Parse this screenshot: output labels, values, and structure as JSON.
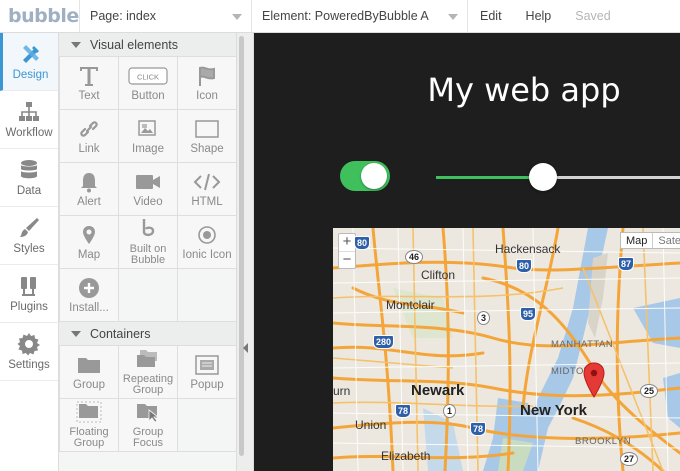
{
  "topbar": {
    "logo": "bubble",
    "page_dropdown": "Page: index",
    "element_dropdown": "Element: PoweredByBubble A",
    "menu": [
      "Edit",
      "Help"
    ],
    "status": "Saved"
  },
  "leftnav": {
    "tabs": [
      {
        "label": "Design",
        "icon": "design-icon",
        "active": true
      },
      {
        "label": "Workflow",
        "icon": "workflow-icon"
      },
      {
        "label": "Data",
        "icon": "database-icon"
      },
      {
        "label": "Styles",
        "icon": "brush-icon"
      },
      {
        "label": "Plugins",
        "icon": "plug-icon"
      },
      {
        "label": "Settings",
        "icon": "gear-icon"
      }
    ]
  },
  "palette": {
    "visual_header": "Visual elements",
    "visual": {
      "text": "Text",
      "button": "Button",
      "button_badge": "CLICK",
      "icon": "Icon",
      "link": "Link",
      "image": "Image",
      "shape": "Shape",
      "alert": "Alert",
      "video": "Video",
      "html": "HTML",
      "map": "Map",
      "built_on_1": "Built on",
      "built_on_2": "Bubble",
      "ionic": "Ionic Icon",
      "install": "Install..."
    },
    "containers_header": "Containers",
    "containers": {
      "group": "Group",
      "repeating_1": "Repeating",
      "repeating_2": "Group",
      "popup": "Popup",
      "floating_1": "Floating",
      "floating_2": "Group",
      "groupfocus_1": "Group",
      "groupfocus_2": "Focus"
    }
  },
  "canvas": {
    "title": "My web app",
    "toggle_on": true,
    "slider_value_fraction": 0.44,
    "map": {
      "zoom_in": "+",
      "zoom_out": "−",
      "type_map": "Map",
      "type_satellite": "Sate",
      "places": {
        "hackensack": "Hackensack",
        "clifton": "Clifton",
        "montclair": "Montclair",
        "manhattan": "MANHATTAN",
        "midtown": "MIDTOWN",
        "newark": "Newark",
        "newyork": "New York",
        "union": "Union",
        "elizabeth": "Elizabeth",
        "brooklyn": "BROOKLYN",
        "urn": "urn"
      },
      "shields": {
        "i80a": "80",
        "r46": "46",
        "i80b": "80",
        "r87": "87",
        "r3": "3",
        "i95": "95",
        "i280": "280",
        "r25": "25",
        "i78a": "78",
        "r1": "1",
        "i78b": "78",
        "r27": "27"
      }
    }
  },
  "colors": {
    "accent": "#3b97d3",
    "toggle_green": "#3fc05c",
    "highway": "#f4a53a",
    "water": "#a8c8e8",
    "canvas_bg": "#1e1e1e"
  }
}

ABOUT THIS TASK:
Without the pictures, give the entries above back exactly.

EXERCISE SOLUTION:
Parse this screenshot: output labels, values, and structure as JSON.
{
  "topbar": {
    "logo": "bubble",
    "page_dropdown": "Page: index",
    "element_dropdown": "Element: PoweredByBubble A",
    "menu": [
      "Edit",
      "Help"
    ],
    "status": "Saved"
  },
  "leftnav": {
    "tabs": [
      {
        "label": "Design",
        "icon": "design-icon",
        "active": true
      },
      {
        "label": "Workflow",
        "icon": "workflow-icon"
      },
      {
        "label": "Data",
        "icon": "database-icon"
      },
      {
        "label": "Styles",
        "icon": "brush-icon"
      },
      {
        "label": "Plugins",
        "icon": "plug-icon"
      },
      {
        "label": "Settings",
        "icon": "gear-icon"
      }
    ]
  },
  "palette": {
    "visual_header": "Visual elements",
    "visual": {
      "text": "Text",
      "button": "Button",
      "button_badge": "CLICK",
      "icon": "Icon",
      "link": "Link",
      "image": "Image",
      "shape": "Shape",
      "alert": "Alert",
      "video": "Video",
      "html": "HTML",
      "map": "Map",
      "built_on_1": "Built on",
      "built_on_2": "Bubble",
      "ionic": "Ionic Icon",
      "install": "Install..."
    },
    "containers_header": "Containers",
    "containers": {
      "group": "Group",
      "repeating_1": "Repeating",
      "repeating_2": "Group",
      "popup": "Popup",
      "floating_1": "Floating",
      "floating_2": "Group",
      "groupfocus_1": "Group",
      "groupfocus_2": "Focus"
    }
  },
  "canvas": {
    "title": "My web app",
    "toggle_on": true,
    "slider_value_fraction": 0.44,
    "map": {
      "zoom_in": "+",
      "zoom_out": "−",
      "type_map": "Map",
      "type_satellite": "Sate",
      "places": {
        "hackensack": "Hackensack",
        "clifton": "Clifton",
        "montclair": "Montclair",
        "manhattan": "MANHATTAN",
        "midtown": "MIDTOWN",
        "newark": "Newark",
        "newyork": "New York",
        "union": "Union",
        "elizabeth": "Elizabeth",
        "brooklyn": "BROOKLYN",
        "urn": "urn"
      },
      "shields": {
        "i80a": "80",
        "r46": "46",
        "i80b": "80",
        "r87": "87",
        "r3": "3",
        "i95": "95",
        "i280": "280",
        "r25": "25",
        "i78a": "78",
        "r1": "1",
        "i78b": "78",
        "r27": "27"
      }
    }
  },
  "colors": {
    "accent": "#3b97d3",
    "toggle_green": "#3fc05c",
    "highway": "#f4a53a",
    "water": "#a8c8e8",
    "canvas_bg": "#1e1e1e"
  }
}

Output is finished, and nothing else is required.